> **Material shown**
**********

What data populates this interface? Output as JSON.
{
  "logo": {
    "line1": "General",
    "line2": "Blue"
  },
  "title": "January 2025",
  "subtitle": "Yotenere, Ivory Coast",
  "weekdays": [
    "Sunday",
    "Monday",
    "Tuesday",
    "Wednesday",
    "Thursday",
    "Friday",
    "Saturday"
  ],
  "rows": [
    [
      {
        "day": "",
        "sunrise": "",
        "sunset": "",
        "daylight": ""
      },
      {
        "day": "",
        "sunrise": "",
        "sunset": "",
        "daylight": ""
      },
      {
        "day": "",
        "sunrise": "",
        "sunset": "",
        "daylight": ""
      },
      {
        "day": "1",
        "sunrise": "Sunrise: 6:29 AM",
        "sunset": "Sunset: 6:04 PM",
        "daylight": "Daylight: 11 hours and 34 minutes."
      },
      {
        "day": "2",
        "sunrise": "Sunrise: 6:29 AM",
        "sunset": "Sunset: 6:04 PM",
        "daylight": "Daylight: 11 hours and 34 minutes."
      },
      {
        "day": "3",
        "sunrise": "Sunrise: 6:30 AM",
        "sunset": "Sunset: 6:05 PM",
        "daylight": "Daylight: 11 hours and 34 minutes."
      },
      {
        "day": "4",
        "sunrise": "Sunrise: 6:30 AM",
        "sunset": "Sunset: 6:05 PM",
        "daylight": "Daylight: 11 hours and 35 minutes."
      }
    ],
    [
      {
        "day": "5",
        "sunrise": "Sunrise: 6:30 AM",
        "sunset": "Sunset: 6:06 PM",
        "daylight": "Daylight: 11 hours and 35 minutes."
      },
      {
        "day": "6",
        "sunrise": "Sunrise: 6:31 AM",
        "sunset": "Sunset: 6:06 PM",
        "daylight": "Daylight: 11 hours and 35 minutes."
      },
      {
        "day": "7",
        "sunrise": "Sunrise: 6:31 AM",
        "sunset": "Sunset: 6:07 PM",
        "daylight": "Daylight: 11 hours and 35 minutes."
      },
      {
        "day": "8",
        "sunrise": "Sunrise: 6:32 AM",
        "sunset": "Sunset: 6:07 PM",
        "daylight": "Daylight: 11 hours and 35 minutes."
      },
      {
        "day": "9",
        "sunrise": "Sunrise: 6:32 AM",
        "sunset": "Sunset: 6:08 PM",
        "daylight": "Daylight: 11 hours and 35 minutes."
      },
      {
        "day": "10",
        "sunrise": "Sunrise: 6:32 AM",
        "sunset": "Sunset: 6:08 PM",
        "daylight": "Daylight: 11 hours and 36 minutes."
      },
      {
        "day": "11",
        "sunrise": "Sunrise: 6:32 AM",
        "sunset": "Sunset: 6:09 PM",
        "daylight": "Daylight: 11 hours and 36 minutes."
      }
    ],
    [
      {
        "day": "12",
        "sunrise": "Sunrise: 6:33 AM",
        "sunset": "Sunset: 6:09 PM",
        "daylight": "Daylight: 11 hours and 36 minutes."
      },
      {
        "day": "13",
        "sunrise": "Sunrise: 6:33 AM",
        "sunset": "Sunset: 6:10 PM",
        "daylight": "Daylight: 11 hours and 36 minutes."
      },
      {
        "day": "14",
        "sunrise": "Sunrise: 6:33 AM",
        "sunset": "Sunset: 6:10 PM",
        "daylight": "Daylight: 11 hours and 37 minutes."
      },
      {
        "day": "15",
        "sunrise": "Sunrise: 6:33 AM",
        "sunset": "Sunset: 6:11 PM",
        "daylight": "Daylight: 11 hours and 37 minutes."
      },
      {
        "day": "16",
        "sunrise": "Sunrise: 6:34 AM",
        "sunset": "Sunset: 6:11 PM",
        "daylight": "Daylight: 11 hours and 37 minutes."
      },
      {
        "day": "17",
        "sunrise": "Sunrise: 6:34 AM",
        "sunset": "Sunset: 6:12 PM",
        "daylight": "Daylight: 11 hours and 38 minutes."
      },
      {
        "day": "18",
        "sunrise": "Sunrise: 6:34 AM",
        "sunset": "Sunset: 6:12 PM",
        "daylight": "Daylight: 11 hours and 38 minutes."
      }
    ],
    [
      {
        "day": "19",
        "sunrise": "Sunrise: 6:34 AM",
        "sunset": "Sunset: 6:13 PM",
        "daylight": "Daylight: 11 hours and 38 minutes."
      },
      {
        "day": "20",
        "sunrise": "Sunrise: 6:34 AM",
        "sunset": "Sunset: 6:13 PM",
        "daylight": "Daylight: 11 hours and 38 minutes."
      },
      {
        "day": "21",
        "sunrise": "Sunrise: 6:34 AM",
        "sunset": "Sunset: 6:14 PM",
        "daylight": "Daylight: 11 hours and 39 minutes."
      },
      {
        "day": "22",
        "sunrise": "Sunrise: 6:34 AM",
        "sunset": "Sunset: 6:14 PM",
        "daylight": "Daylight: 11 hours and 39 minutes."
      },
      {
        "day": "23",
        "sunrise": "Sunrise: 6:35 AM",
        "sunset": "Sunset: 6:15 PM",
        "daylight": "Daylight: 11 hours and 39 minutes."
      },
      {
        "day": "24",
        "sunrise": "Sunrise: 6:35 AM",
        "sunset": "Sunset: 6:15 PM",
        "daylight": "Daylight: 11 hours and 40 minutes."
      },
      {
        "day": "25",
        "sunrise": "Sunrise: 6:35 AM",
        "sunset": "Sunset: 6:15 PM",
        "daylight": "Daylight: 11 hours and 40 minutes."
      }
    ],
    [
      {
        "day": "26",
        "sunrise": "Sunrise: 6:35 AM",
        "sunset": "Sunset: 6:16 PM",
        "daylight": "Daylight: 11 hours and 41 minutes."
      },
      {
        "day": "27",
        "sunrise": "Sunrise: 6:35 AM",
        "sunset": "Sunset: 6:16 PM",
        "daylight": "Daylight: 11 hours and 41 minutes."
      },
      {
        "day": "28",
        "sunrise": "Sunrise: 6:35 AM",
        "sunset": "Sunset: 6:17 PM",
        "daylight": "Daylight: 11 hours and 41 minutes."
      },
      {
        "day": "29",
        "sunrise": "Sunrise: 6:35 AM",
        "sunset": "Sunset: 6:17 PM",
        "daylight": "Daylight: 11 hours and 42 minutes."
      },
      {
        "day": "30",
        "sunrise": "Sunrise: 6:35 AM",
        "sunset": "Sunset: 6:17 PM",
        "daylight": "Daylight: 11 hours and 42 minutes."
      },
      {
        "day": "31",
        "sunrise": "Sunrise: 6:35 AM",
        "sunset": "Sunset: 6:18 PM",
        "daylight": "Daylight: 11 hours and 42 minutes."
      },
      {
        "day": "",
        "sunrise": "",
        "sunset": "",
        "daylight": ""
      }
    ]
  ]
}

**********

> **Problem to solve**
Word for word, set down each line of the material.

> **Finished task**
What data populates this interface? Output as JSON.
{
  "logo": {
    "line1": "General",
    "line2": "Blue"
  },
  "title": "January 2025",
  "subtitle": "Yotenere, Ivory Coast",
  "weekdays": [
    "Sunday",
    "Monday",
    "Tuesday",
    "Wednesday",
    "Thursday",
    "Friday",
    "Saturday"
  ],
  "rows": [
    [
      {
        "day": "",
        "sunrise": "",
        "sunset": "",
        "daylight": ""
      },
      {
        "day": "",
        "sunrise": "",
        "sunset": "",
        "daylight": ""
      },
      {
        "day": "",
        "sunrise": "",
        "sunset": "",
        "daylight": ""
      },
      {
        "day": "1",
        "sunrise": "Sunrise: 6:29 AM",
        "sunset": "Sunset: 6:04 PM",
        "daylight": "Daylight: 11 hours and 34 minutes."
      },
      {
        "day": "2",
        "sunrise": "Sunrise: 6:29 AM",
        "sunset": "Sunset: 6:04 PM",
        "daylight": "Daylight: 11 hours and 34 minutes."
      },
      {
        "day": "3",
        "sunrise": "Sunrise: 6:30 AM",
        "sunset": "Sunset: 6:05 PM",
        "daylight": "Daylight: 11 hours and 34 minutes."
      },
      {
        "day": "4",
        "sunrise": "Sunrise: 6:30 AM",
        "sunset": "Sunset: 6:05 PM",
        "daylight": "Daylight: 11 hours and 35 minutes."
      }
    ],
    [
      {
        "day": "5",
        "sunrise": "Sunrise: 6:30 AM",
        "sunset": "Sunset: 6:06 PM",
        "daylight": "Daylight: 11 hours and 35 minutes."
      },
      {
        "day": "6",
        "sunrise": "Sunrise: 6:31 AM",
        "sunset": "Sunset: 6:06 PM",
        "daylight": "Daylight: 11 hours and 35 minutes."
      },
      {
        "day": "7",
        "sunrise": "Sunrise: 6:31 AM",
        "sunset": "Sunset: 6:07 PM",
        "daylight": "Daylight: 11 hours and 35 minutes."
      },
      {
        "day": "8",
        "sunrise": "Sunrise: 6:32 AM",
        "sunset": "Sunset: 6:07 PM",
        "daylight": "Daylight: 11 hours and 35 minutes."
      },
      {
        "day": "9",
        "sunrise": "Sunrise: 6:32 AM",
        "sunset": "Sunset: 6:08 PM",
        "daylight": "Daylight: 11 hours and 35 minutes."
      },
      {
        "day": "10",
        "sunrise": "Sunrise: 6:32 AM",
        "sunset": "Sunset: 6:08 PM",
        "daylight": "Daylight: 11 hours and 36 minutes."
      },
      {
        "day": "11",
        "sunrise": "Sunrise: 6:32 AM",
        "sunset": "Sunset: 6:09 PM",
        "daylight": "Daylight: 11 hours and 36 minutes."
      }
    ],
    [
      {
        "day": "12",
        "sunrise": "Sunrise: 6:33 AM",
        "sunset": "Sunset: 6:09 PM",
        "daylight": "Daylight: 11 hours and 36 minutes."
      },
      {
        "day": "13",
        "sunrise": "Sunrise: 6:33 AM",
        "sunset": "Sunset: 6:10 PM",
        "daylight": "Daylight: 11 hours and 36 minutes."
      },
      {
        "day": "14",
        "sunrise": "Sunrise: 6:33 AM",
        "sunset": "Sunset: 6:10 PM",
        "daylight": "Daylight: 11 hours and 37 minutes."
      },
      {
        "day": "15",
        "sunrise": "Sunrise: 6:33 AM",
        "sunset": "Sunset: 6:11 PM",
        "daylight": "Daylight: 11 hours and 37 minutes."
      },
      {
        "day": "16",
        "sunrise": "Sunrise: 6:34 AM",
        "sunset": "Sunset: 6:11 PM",
        "daylight": "Daylight: 11 hours and 37 minutes."
      },
      {
        "day": "17",
        "sunrise": "Sunrise: 6:34 AM",
        "sunset": "Sunset: 6:12 PM",
        "daylight": "Daylight: 11 hours and 38 minutes."
      },
      {
        "day": "18",
        "sunrise": "Sunrise: 6:34 AM",
        "sunset": "Sunset: 6:12 PM",
        "daylight": "Daylight: 11 hours and 38 minutes."
      }
    ],
    [
      {
        "day": "19",
        "sunrise": "Sunrise: 6:34 AM",
        "sunset": "Sunset: 6:13 PM",
        "daylight": "Daylight: 11 hours and 38 minutes."
      },
      {
        "day": "20",
        "sunrise": "Sunrise: 6:34 AM",
        "sunset": "Sunset: 6:13 PM",
        "daylight": "Daylight: 11 hours and 38 minutes."
      },
      {
        "day": "21",
        "sunrise": "Sunrise: 6:34 AM",
        "sunset": "Sunset: 6:14 PM",
        "daylight": "Daylight: 11 hours and 39 minutes."
      },
      {
        "day": "22",
        "sunrise": "Sunrise: 6:34 AM",
        "sunset": "Sunset: 6:14 PM",
        "daylight": "Daylight: 11 hours and 39 minutes."
      },
      {
        "day": "23",
        "sunrise": "Sunrise: 6:35 AM",
        "sunset": "Sunset: 6:15 PM",
        "daylight": "Daylight: 11 hours and 39 minutes."
      },
      {
        "day": "24",
        "sunrise": "Sunrise: 6:35 AM",
        "sunset": "Sunset: 6:15 PM",
        "daylight": "Daylight: 11 hours and 40 minutes."
      },
      {
        "day": "25",
        "sunrise": "Sunrise: 6:35 AM",
        "sunset": "Sunset: 6:15 PM",
        "daylight": "Daylight: 11 hours and 40 minutes."
      }
    ],
    [
      {
        "day": "26",
        "sunrise": "Sunrise: 6:35 AM",
        "sunset": "Sunset: 6:16 PM",
        "daylight": "Daylight: 11 hours and 41 minutes."
      },
      {
        "day": "27",
        "sunrise": "Sunrise: 6:35 AM",
        "sunset": "Sunset: 6:16 PM",
        "daylight": "Daylight: 11 hours and 41 minutes."
      },
      {
        "day": "28",
        "sunrise": "Sunrise: 6:35 AM",
        "sunset": "Sunset: 6:17 PM",
        "daylight": "Daylight: 11 hours and 41 minutes."
      },
      {
        "day": "29",
        "sunrise": "Sunrise: 6:35 AM",
        "sunset": "Sunset: 6:17 PM",
        "daylight": "Daylight: 11 hours and 42 minutes."
      },
      {
        "day": "30",
        "sunrise": "Sunrise: 6:35 AM",
        "sunset": "Sunset: 6:17 PM",
        "daylight": "Daylight: 11 hours and 42 minutes."
      },
      {
        "day": "31",
        "sunrise": "Sunrise: 6:35 AM",
        "sunset": "Sunset: 6:18 PM",
        "daylight": "Daylight: 11 hours and 42 minutes."
      },
      {
        "day": "",
        "sunrise": "",
        "sunset": "",
        "daylight": ""
      }
    ]
  ]
}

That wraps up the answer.